O'Reilly Advocates Discrimination in Federal Funds Allocation
O'REILLY: Hey, you know, if you want to ban military recruiting, fine, but I'm not going to give you another nickel of federal money. You know, if I'm the president of the United States, I walk right into Union Square, I set up my little presidential podium, and I say, "Listen, citizens of San Francisco, if you vote against military recruiting, you're not going to get another nickel in federal funds.In addition to the issue of indirectly threatening SF and perhaps incitement to violence (elsewhere in the broadcast--read AGITPROP), O'Reilly is advocating blatent discrimination in Federal funds allocation. Oh wait, that's nothing new.
Discrimination n.: The unjust or prejudicial treatment of different categories of people or things, especially on the grounds of race, age, or sex.
What is the category? A class of people holding a particular political belief. What is prejudicial about O'Reilly's remarks? The witholding of Federal money, not some...all Federal monies would be harmful to SF residents and inequitable in application.
Now...if it were the case that there was a law on the books stating that military recruiters must be allowed onto campuses or...no Federal money, then maybe you'd have a leg to stand on. But there is no such law, and if you believe differently, then I suggest you cite it.
In absence of that, your into the realm of social engineering. Vote the way we want, believe the way we want you to believe, or we'll hurt you until you do. Exactly the kind on nonsense that Repubicans howl about every time they sense it from coming from the left.
Incident to this power, Congress may attach conditions on the receipt of federal funds, and has repeatedly employed the power "to further broad policy objectives by conditioning receipt of federal moneys upon compliance by the recipient with federal statutory and administrative directives." Fullilove v. Klutznick, 448 U.S. 448, 474 (1980) (opinion of Burger, C. J.). See Lau v. Nichols, 414 U.S. 563, 569 (1974); Ivanhoe Irrigation Dist. v. McCracken, 357 U.S. 275, 295 (1958); Oklahoma [483 U.S. 203, 207] v. Civil Service Comm'n, 330 U.S. 127, 143 -144 (1947); Steward Machine Co. v. Davis, 301 U.S. 548 (1937).

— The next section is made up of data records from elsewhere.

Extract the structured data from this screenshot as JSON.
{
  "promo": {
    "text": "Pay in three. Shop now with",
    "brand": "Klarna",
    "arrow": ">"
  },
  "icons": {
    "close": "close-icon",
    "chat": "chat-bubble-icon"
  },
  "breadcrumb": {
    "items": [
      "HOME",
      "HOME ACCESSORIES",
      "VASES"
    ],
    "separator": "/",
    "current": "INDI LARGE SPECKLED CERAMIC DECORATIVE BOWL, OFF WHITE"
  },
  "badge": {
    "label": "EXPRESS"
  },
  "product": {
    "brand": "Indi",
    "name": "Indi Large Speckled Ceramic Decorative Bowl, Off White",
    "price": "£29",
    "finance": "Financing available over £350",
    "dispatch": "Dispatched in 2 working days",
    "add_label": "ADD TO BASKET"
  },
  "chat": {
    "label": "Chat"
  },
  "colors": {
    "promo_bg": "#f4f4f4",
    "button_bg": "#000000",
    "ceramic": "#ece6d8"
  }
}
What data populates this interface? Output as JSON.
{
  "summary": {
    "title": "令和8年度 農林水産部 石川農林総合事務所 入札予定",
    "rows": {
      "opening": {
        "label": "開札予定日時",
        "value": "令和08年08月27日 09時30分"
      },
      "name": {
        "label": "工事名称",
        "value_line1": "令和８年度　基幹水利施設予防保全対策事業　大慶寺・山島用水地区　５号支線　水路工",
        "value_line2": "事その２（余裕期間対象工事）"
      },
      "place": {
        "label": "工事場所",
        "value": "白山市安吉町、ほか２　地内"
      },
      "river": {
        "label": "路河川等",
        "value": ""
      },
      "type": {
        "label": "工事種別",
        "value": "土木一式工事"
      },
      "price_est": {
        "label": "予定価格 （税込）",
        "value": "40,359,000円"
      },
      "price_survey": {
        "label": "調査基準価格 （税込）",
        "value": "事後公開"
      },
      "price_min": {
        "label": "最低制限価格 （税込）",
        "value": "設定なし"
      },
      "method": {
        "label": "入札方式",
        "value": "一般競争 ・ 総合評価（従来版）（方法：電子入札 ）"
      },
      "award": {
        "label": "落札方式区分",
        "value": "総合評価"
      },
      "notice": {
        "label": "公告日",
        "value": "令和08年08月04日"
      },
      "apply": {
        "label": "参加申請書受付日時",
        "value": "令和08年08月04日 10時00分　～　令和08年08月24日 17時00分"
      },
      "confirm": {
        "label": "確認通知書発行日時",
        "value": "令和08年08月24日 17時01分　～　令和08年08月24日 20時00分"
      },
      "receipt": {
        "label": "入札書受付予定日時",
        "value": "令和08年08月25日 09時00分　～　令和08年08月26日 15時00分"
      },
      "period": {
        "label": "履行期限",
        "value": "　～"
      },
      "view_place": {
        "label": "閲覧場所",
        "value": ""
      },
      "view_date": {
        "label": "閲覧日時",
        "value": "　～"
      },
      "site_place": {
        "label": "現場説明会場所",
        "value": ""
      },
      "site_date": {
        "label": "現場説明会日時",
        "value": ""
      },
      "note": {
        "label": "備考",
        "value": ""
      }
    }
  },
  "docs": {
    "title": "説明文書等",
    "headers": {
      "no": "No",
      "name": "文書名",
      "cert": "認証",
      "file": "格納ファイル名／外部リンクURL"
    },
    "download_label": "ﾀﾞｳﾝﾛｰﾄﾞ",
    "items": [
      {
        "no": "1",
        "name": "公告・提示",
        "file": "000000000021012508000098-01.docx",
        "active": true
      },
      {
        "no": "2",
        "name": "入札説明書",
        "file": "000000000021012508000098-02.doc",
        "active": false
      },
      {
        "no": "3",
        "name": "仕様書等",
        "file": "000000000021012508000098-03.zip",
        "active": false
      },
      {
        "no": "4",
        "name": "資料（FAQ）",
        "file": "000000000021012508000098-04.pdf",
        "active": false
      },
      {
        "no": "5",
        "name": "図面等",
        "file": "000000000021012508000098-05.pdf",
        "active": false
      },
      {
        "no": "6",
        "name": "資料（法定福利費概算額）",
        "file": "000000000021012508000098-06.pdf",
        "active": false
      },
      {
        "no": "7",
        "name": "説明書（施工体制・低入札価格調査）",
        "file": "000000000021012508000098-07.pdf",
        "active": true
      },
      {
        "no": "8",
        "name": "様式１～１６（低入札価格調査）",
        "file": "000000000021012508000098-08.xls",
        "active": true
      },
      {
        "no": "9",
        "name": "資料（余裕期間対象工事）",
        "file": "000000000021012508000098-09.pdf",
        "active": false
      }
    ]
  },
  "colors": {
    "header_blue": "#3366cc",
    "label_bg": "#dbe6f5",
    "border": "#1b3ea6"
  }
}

The breadth of this power was made clear in United States v. Butler, 297 U.S. 1, 66 (1936), where the Court, resolving a longstanding debate over the scope of the Spending Clause, determined that "the power of Congress to authorize expenditure of public moneys for public purposes is not limited by the direct grants of legislative power found in the Constitution."
Thus, objectives not thought to be within Article I's "enumerated legislative fields," may nevertheless be attained through the use of the spending power and the conditional grant of federal funds.

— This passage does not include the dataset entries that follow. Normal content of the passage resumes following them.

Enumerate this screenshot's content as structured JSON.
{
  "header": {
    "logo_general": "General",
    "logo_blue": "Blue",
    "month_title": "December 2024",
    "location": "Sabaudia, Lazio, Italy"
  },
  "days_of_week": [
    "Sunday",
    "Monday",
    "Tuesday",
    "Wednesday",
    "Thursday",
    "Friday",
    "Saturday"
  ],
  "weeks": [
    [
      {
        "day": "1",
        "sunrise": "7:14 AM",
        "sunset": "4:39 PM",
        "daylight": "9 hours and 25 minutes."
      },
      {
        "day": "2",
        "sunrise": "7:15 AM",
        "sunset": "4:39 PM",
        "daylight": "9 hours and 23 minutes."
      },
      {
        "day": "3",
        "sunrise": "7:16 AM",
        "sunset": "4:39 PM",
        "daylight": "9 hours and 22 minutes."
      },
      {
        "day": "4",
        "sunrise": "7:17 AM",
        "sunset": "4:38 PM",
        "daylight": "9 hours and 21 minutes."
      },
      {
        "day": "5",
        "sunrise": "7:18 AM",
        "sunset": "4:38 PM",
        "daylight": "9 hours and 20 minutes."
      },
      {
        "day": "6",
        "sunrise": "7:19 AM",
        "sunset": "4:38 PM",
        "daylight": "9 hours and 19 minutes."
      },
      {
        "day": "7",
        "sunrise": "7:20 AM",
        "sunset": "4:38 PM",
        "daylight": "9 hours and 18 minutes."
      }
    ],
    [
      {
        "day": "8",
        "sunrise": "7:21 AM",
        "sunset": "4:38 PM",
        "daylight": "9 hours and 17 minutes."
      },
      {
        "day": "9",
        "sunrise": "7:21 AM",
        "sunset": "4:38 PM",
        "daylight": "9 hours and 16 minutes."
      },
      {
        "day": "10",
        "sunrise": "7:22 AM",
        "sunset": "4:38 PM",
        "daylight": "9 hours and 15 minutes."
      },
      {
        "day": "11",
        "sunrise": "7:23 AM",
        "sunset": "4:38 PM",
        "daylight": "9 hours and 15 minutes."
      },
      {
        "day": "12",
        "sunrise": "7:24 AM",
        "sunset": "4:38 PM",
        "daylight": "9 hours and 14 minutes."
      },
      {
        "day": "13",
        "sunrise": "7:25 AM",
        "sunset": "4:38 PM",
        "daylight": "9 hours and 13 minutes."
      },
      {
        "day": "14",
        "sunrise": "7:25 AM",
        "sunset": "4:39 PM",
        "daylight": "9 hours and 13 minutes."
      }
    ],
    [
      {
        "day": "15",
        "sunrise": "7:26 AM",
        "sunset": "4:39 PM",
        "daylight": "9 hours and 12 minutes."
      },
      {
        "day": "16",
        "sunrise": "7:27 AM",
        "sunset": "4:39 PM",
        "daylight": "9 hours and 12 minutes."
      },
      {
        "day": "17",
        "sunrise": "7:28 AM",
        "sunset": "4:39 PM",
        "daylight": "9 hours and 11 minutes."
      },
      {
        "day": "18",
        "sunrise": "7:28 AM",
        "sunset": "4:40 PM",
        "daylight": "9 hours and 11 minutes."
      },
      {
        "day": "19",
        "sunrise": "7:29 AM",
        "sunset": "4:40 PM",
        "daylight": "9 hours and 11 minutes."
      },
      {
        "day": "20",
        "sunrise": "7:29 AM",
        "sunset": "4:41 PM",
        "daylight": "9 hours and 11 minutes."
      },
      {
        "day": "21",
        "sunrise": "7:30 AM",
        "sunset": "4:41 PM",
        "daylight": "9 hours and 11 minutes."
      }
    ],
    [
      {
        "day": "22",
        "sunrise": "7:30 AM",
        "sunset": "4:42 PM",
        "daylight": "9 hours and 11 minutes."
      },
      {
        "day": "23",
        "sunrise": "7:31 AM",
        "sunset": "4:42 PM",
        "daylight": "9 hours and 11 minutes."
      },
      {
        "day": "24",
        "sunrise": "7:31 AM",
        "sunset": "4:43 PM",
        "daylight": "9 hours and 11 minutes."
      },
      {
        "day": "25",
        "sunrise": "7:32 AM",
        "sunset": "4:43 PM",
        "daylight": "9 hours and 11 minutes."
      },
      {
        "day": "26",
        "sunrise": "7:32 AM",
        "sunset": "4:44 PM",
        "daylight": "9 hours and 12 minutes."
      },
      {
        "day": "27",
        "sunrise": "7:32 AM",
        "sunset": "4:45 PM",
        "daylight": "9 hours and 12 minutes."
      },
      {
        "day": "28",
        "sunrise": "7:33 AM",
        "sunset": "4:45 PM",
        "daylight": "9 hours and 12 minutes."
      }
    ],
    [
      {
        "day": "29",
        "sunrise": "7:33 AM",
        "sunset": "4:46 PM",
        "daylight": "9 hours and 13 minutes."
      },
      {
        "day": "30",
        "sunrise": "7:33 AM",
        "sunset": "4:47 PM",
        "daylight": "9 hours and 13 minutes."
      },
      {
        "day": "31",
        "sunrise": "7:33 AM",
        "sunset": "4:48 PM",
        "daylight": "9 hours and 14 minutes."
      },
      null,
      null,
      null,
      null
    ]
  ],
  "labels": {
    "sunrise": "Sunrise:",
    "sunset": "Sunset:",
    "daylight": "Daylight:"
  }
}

There is a clear place at which the Court can draw the line between permissible and impermissible conditions on federal grants. It is the line identified in the Brief for the National Conference of State Legislatures et al. as Amici Curiae: [483 U.S. 203, 216]
"Congress has the power to spend for the general welfare, it has the power to legislate only for delegated purposes. . . .
"The appropriate inquiry, then, is whether the spending requirement or prohibition is a condition on a grant or whether it is regulation. The difference turns on whether the requirement specifies in some way how the money should be spent, so that Congress' intent in making the grant will be effectuated. Congress has no power under the Spending Clause to impose requirements on a grant that go beyond specifying how the money should be spent. A requirement that is not such a specification is not a condition, but a regulation, which is valid only if it falls within one of Congress' delegated regulatory powers."
More is discussed by the SCOTUS on this issue in SOUTH DAKOTA v. DOLE, 483 U.S. 203 (1987).
Unless the U.S. Supreme Court isn't an adequate cite for you.
Well...I suppose it would be, if you'd actually addressed the issue at hand: Whether or not O'Reilly's remarks were discriminatory. But as it is, you just spent a whole lot of words justifying Congress' ability to put limits, regulations, or conditions on how money is spent. Yippee! No one disputes that.
Though, as it stands, there is no such condition, and Congress' imposition of one would fit the definition of discrimination. Just as it would be considered discriminatory for Congress to...say...withhold federal funds from the state of Texas for passing a constitutional ban on same-sex marriage.
You might want to try addressing the topic next time.
"Though, as it stands, there is no such condition, and Congress' imposition of one would fit the definition of discrimination. Just as it would be considered discriminatory for Congress to...say...withhold federal funds from the state of Texas for passing a constitutional ban on same-sex marriage."
Just like it's permissable for Congress to withhold federal funds from a state that keeps its legal drinking age below 21. And that was the case I cited for you. Congress can withhold funds for policy reasons and does it all the time.
And you're bending, twisting and stretching the hell out of the issue to try and find some way to tie O'Reilly's comments of withholding funds dor denying access to military recruiters to the fact that San Francisco has alot of gays... and thereby somehow pulling the "discrimination" card out of thin air.